So it is with our house renovations. Since we signed the closing documents on our soon to be new home a bit over two weeks ago, our lives have been compressed activity. It is not unusual for two or more groups of contractors to be working, or at least inspecting, at the same time. Since Debbie and I decided to act as our own “general contractors” after having been staggered by the labor costs associated with using a well known home center as our main coordinator for our projects, we have interviewed many painters, kitchen cabinet suppliers, flooring installers and builders and roofers. If it sounds like we are doing a lot of work, well, I guess we are! But, changing a house is not nearly so challenging as changing one’s life. And, so far, so good.


We have learned to really listen to those presenting us with work proposals. It’s often not only what they say, but how they say it, that determines who we will agree to work with. We’ve been blessed to come across some very decent, hard working folks that believe their crafts are the signature of their lives.

Dave is our lead man for the floor demolition and will also take part in the installation of the new tile. He comes to work early and is determined to remove every bit of what was intended to be a “permanent” wood floor. One arm is tattooed with a barbed wire design and the other with the Confederate battle flag and the words, “The South shall rise again”. He smokes too much. But, during his breaks he speaks of his wife and a son afflicted by what sounds to be autism. Dave’s hardness is mainly in his arms and back. We hope he will join us when we have our “new home” celebration party.

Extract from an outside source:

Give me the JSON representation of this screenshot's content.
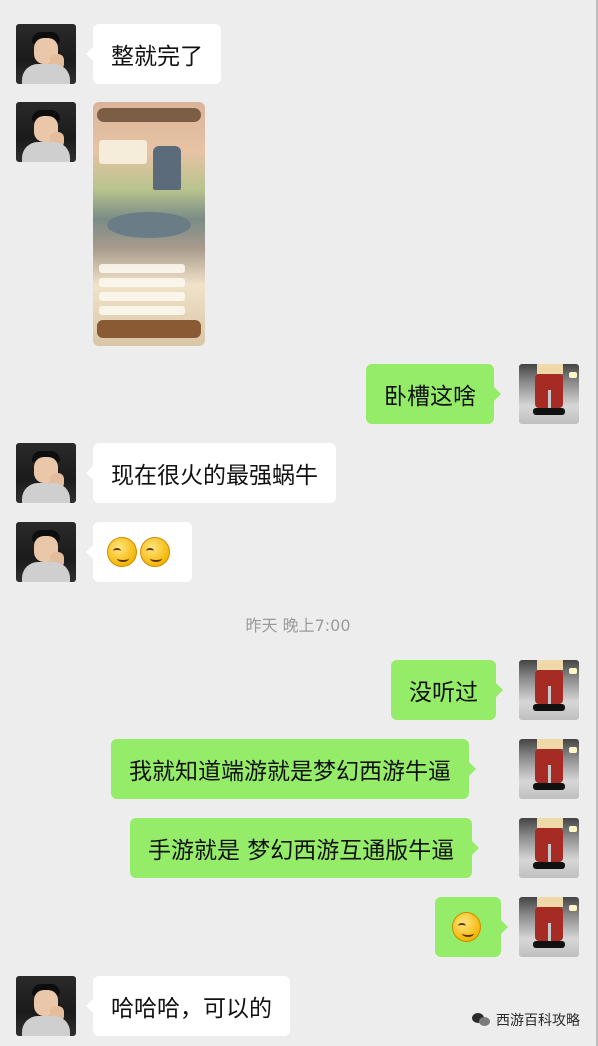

There are others we have met during this “extreme makeover” for which we are grateful and fortunate to have met. There are some that we wish we could have worked with but our budgets or schedules were not in sync.

We also have met several of our new neighbors. We are keeping the promise made to ourselves to be outgoing and speak with those we live near and those we meet while walking our neighborhood. Here it is easy. While many of our new neighbors are not originally from Jacksonville (many are from the mid-west) there is something different here in the way neighbors interact. At least in my experience. Debbie has had the good fortune of experiencing Southern graciousness before. There is a book I am nearly finished reading titled, “Southern by the Grace of God”. It gives an interesting insight to Southern thinking, values and custom. I cannot help but think of the similarities between the Southern way of life and that of rural Irish living, from which I am not far removed. Perhaps I am closer to home than I had imagined.


And, so, yesterday I took The Redhead’s advice and went for a neighborhood walk before returning to our apartment. I had spent much of the day at the house with the workmen. Sidewalks are a neighborhoods best friend – they connect homes and people. It was while speaking with our neighbor, whose home also is on the pond, that I was able to see our house from a distance. She remarked how she noticed already some changes. She was right. Some of the changes could better be seen – from a distance.